Emphasizing personal safety and awareness of your surroundings can mitigate the risk of encountering a violent situation on the trail.
Search and Rescue Efforts on the Appalachian Trail
Search and rescue efforts on the Appalachian Trail (AT) are a vital component of ensuring the safety of hikers and backpackers who traverse this extensive and challenging trail. These efforts involve a coordinated response from various agencies and organizations to locate and assist individuals in distress.
Here's an explanation of the search and rescue (SAR) efforts on the Appalachian Trail:
- Emergency Response: When a hiker is reported missing or in distress, local authorities initiate a search and rescue operation. This often includes deploying trained search teams, which can consist of professional search and rescue personnel and volunteers with specialized knowledge of the trail.
- Trail Angels and Shelters: Along the AT, there are "trail angels" who provide assistance to hikers in need. Additionally, some trail shelters are equipped with communication devices for emergencies, allowing hikers to call for help if necessary.
- Safety Education: Prevention is a crucial aspect of SAR efforts. Organizations like ATC offer safety education programs to hikers, emphasizing preparedness, Leave No Trace principles, and responsible hiking practices to minimize the risk of accidents.
- Training: Search and rescue personnel receive specialized training for wilderness and backcountry rescues, including navigation, first aid, and evacuation techniques tailored to the challenging terrain of the AT.
Hiking the Appalachian Trail can be a challenging and rewarding experience, but it's essential to take proper safety measures to ensure a successful adventure.
Before embarking on your hike, it’s essential to plan.

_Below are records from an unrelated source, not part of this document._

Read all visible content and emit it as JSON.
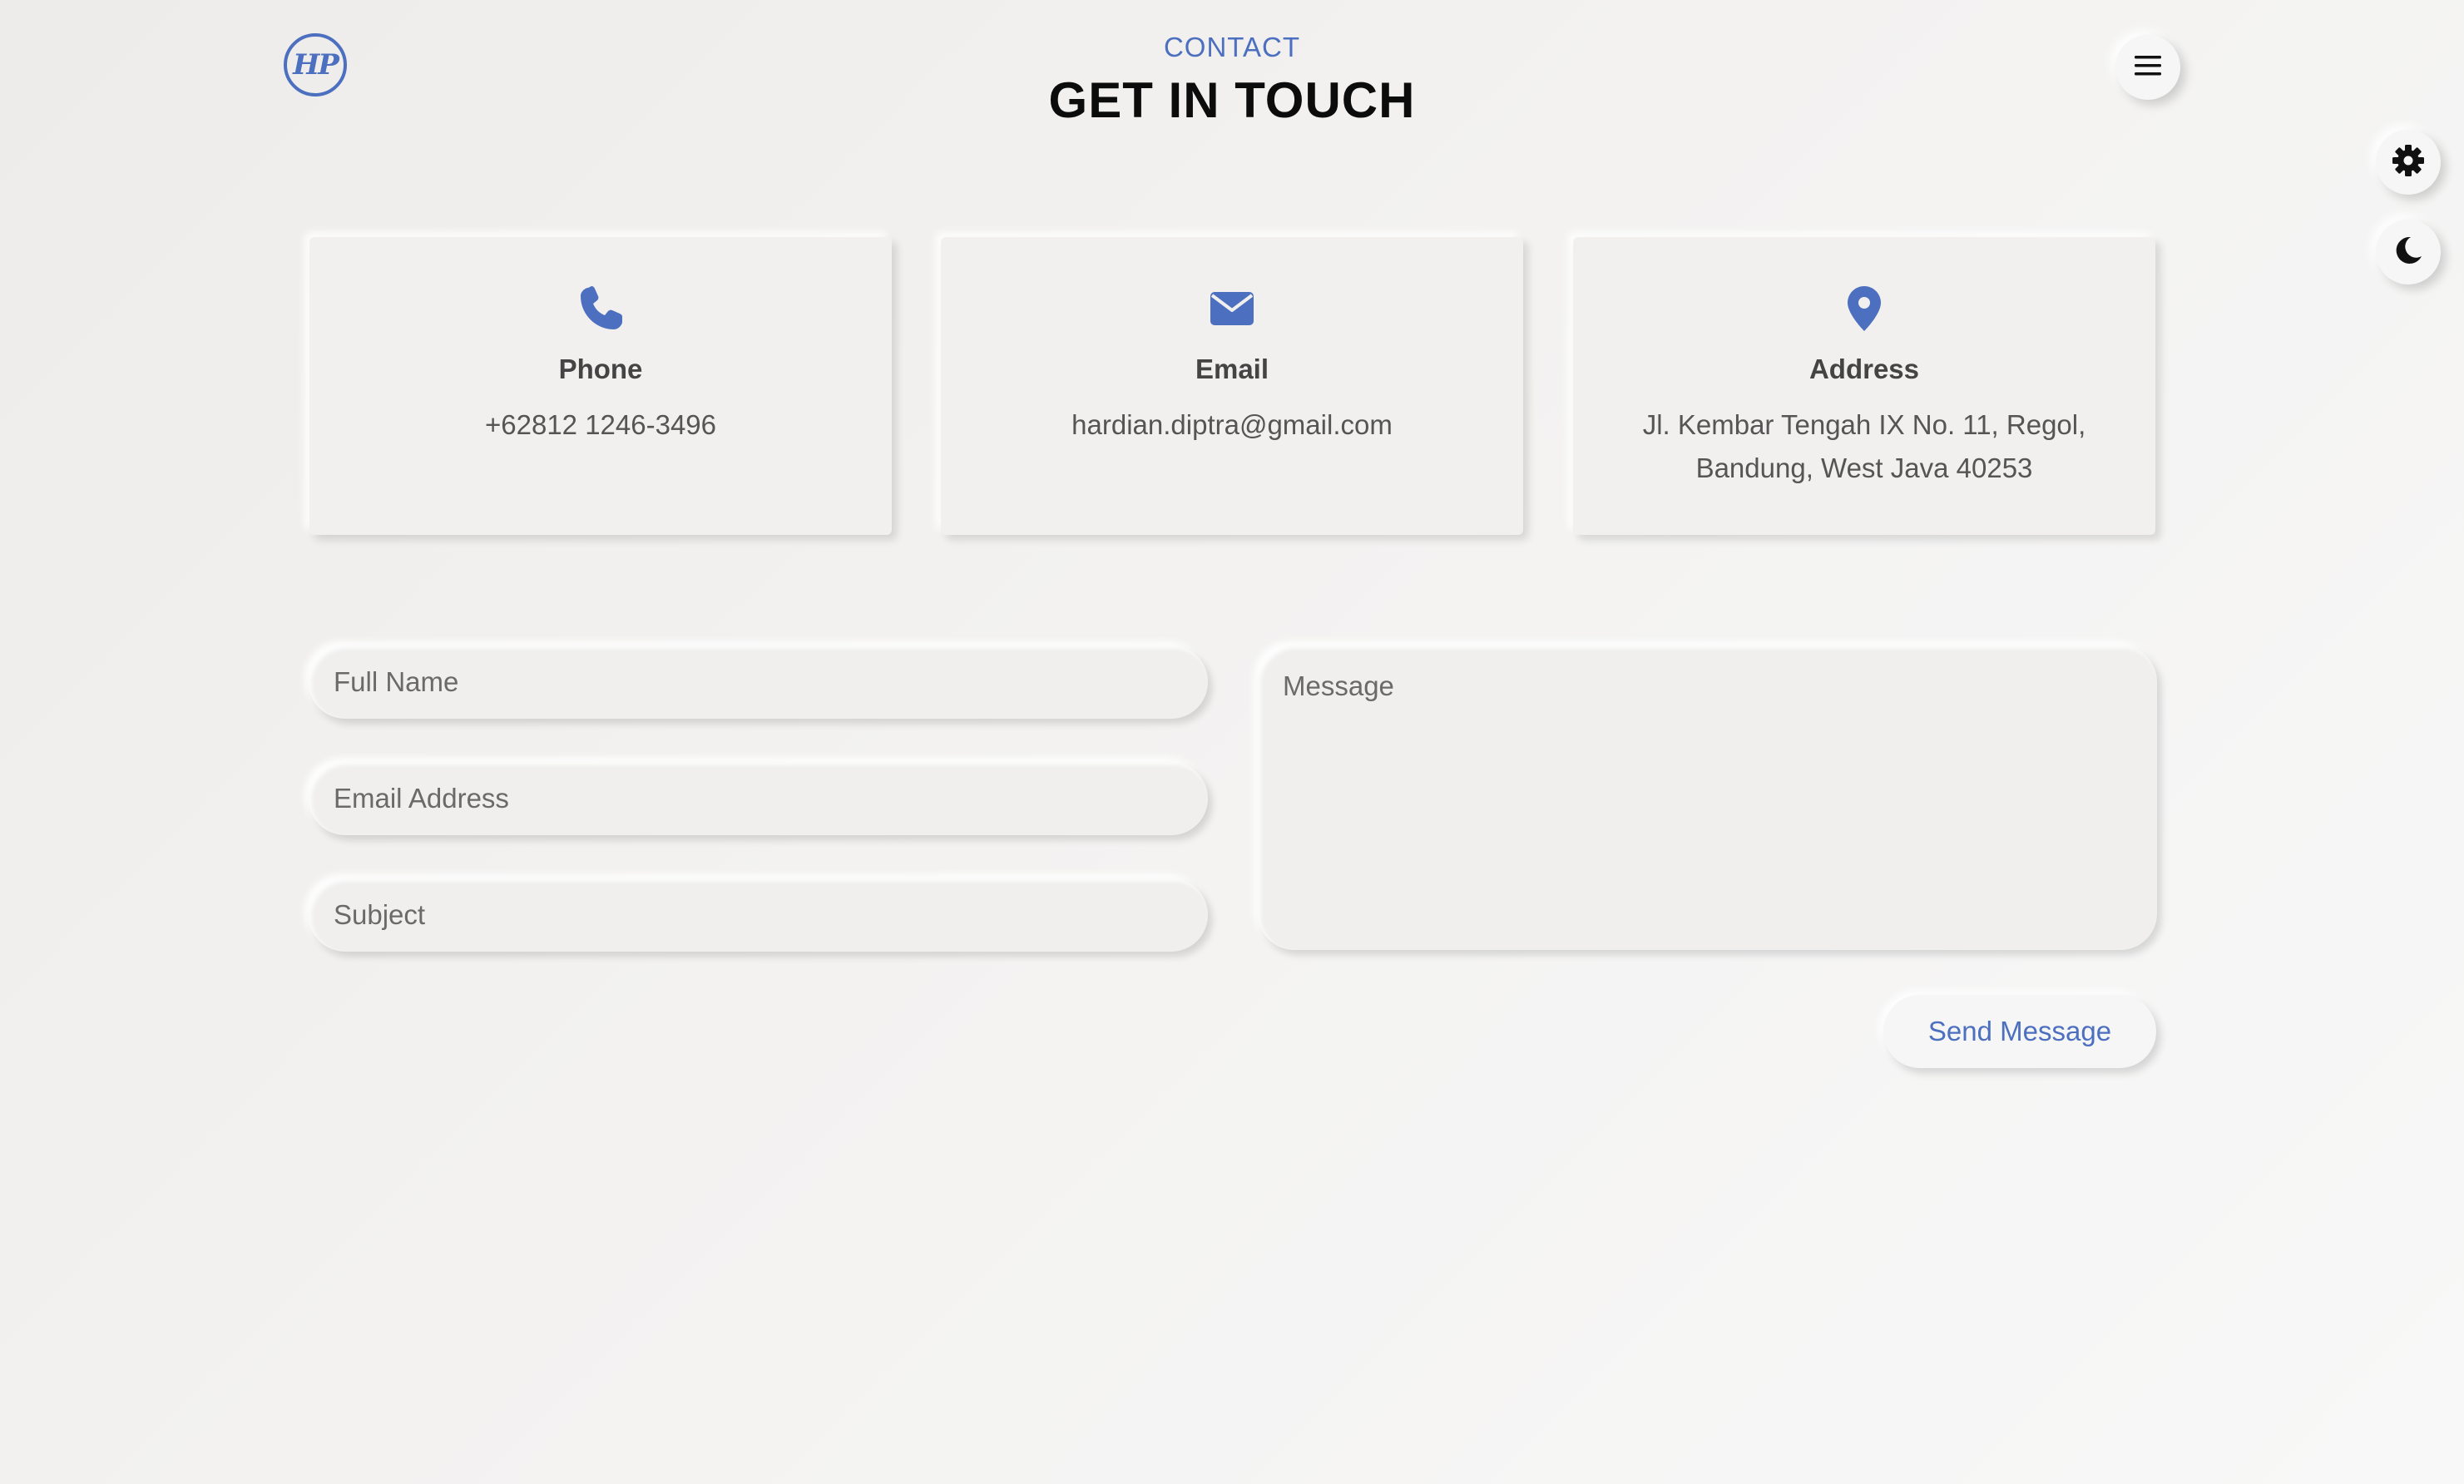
{
  "header": {
    "logo_text": "HP",
    "eyebrow": "CONTACT",
    "title": "GET IN TOUCH",
    "menu_icon": "hamburger-menu-icon"
  },
  "floating_controls": {
    "settings_icon": "gear-icon",
    "theme_icon": "moon-icon"
  },
  "contact_cards": [
    {
      "icon": "phone-icon",
      "title": "Phone",
      "value": "+62812 1246-3496"
    },
    {
      "icon": "envelope-icon",
      "title": "Email",
      "value": "hardian.diptra@gmail.com"
    },
    {
      "icon": "map-marker-icon",
      "title": "Address",
      "value": "Jl. Kembar Tengah IX No. 11, Regol, Bandung, West Java 40253"
    }
  ],
  "form": {
    "full_name_placeholder": "Full Name",
    "email_placeholder": "Email Address",
    "subject_placeholder": "Subject",
    "message_placeholder": "Message",
    "submit_label": "Send Message"
  },
  "colors": {
    "accent": "#4c6fbf",
    "background": "#f1f0ef",
    "title": "#0c0c0c",
    "text": "#555555"
  }
}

Research the trail, understand its difficulty, and familiarize yourself with its terrain. Check the weather forecast and any trail updates, such as current conditions, strong winds, or closures.
Additionally, inform someone about your planned route and the expected duration of your hike.
A first aid kit is a crucial item to carry while hiking. Your kit should include items like adhesive bandages, antiseptic wipes, pain relievers, blister treatments, tweezers, and any personal medications. Additionally, learning basic first aid skills, such as how to treat cuts from tree limbs, sprains, and insect bites, can be immensely helpful.
When it comes to hiking safety tips, it is always a good idea to hike with a buddy or in a group, as there's strength in numbers. Stay on marked trails, follow Leave No Trace principles by packing out your trash, and respect wildlife by observing from a safe distance.
Also, wear appropriate clothing and footwear for the trail conditions, and carry enough food and water for the duration of your hike.
Lastly, although the Appalachian Trail might have limited coverage for cell phones, having your cell phone can be a valuable tool for navigation, communication, and emergencies. There are lightweight solar chargers available that can keep your device charged throughout your hike.
You can also download an offline trail map or app that helps monitor weather conditions to stay informed during your journey on the Appalachian Trail.
- There have been over 100 recorded deaths on the Appalachian Trail.
- The most common causes of hiker deaths include falls and medical issues.
- Preparation and experience play crucial roles in reducing risks.
- Thru-hiking poses unique challenges for long-distance hikers.
- The trail's safety has improved over the years thanks to education and rescue efforts.
About THE AUTHOR
I’m a hiker, backpacker, and general outdoor enthusiast. I started hiking out of college while working for the National Forest Service, and have been hiking ever since. I’ve been solo hiking and leading hiking groups for two decades and have completed hundreds of small hikes and some majorones such as the Appalachian Train and the Pacific Crest Trail, and hiked on four continents. I’d love to share some of my insight with you.Read More About Peter Brooks